▸ **What is needed**
From the entries below, count every line that contains the word "Configuration". Please give the number and nothing else.

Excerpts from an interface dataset

══════

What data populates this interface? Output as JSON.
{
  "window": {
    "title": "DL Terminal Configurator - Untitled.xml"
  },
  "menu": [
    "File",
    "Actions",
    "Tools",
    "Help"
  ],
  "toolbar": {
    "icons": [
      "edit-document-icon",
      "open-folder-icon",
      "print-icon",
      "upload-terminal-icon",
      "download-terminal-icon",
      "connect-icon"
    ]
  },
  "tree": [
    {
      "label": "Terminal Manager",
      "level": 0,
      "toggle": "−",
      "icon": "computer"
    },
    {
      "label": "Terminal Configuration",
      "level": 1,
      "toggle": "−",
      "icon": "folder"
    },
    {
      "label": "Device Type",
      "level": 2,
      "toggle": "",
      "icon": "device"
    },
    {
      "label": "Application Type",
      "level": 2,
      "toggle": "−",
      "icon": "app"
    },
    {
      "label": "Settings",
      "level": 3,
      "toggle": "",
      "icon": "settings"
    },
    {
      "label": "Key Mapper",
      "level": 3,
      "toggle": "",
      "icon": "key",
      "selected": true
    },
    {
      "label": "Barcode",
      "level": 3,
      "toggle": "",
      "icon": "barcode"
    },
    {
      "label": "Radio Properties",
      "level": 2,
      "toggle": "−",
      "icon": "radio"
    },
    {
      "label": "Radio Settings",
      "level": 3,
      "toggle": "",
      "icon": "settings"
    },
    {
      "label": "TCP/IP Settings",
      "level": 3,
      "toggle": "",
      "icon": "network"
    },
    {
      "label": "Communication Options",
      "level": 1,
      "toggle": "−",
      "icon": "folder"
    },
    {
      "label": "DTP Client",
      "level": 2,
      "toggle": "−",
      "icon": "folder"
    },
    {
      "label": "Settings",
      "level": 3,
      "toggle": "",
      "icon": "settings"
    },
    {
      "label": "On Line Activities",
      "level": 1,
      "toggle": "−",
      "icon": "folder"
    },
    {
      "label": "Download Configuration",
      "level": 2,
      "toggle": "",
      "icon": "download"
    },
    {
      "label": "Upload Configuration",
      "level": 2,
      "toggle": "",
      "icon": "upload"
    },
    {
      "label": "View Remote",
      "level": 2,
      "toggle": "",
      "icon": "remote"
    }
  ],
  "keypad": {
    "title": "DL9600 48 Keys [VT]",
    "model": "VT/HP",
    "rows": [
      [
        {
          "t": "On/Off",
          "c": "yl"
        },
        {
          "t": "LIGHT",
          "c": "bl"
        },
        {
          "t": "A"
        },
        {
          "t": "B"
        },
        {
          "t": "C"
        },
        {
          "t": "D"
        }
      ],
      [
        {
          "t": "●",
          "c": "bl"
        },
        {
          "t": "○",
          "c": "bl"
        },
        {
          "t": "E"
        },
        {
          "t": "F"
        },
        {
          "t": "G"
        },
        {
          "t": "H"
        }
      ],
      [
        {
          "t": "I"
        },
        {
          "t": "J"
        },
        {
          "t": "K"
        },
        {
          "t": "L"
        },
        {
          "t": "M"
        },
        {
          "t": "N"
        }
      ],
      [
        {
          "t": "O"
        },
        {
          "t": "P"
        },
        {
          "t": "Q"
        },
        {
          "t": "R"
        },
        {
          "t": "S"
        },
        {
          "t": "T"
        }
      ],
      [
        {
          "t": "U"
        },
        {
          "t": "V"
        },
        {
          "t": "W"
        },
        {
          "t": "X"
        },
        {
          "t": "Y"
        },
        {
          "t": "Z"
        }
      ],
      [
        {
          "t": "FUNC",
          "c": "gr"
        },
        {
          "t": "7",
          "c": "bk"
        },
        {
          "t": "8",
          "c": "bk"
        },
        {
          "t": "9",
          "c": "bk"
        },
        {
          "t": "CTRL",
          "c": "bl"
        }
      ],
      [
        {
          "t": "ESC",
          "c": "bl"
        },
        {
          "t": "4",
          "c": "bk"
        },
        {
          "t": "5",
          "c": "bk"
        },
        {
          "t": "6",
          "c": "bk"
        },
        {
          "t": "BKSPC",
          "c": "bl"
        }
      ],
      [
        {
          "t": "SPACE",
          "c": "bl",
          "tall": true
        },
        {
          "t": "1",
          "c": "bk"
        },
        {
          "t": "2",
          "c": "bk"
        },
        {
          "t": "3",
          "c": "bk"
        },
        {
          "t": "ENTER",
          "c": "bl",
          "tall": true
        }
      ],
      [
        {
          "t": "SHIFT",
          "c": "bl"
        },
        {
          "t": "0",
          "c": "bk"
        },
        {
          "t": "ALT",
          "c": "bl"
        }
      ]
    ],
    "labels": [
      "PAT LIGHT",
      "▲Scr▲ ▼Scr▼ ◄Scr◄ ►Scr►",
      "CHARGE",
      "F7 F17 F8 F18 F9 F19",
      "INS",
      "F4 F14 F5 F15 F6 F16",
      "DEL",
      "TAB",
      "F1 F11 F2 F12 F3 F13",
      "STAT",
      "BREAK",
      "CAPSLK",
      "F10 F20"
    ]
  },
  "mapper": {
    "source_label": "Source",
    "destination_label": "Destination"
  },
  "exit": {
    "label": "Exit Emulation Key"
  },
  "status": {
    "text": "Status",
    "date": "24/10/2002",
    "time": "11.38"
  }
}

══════

▸ **Written answer**
3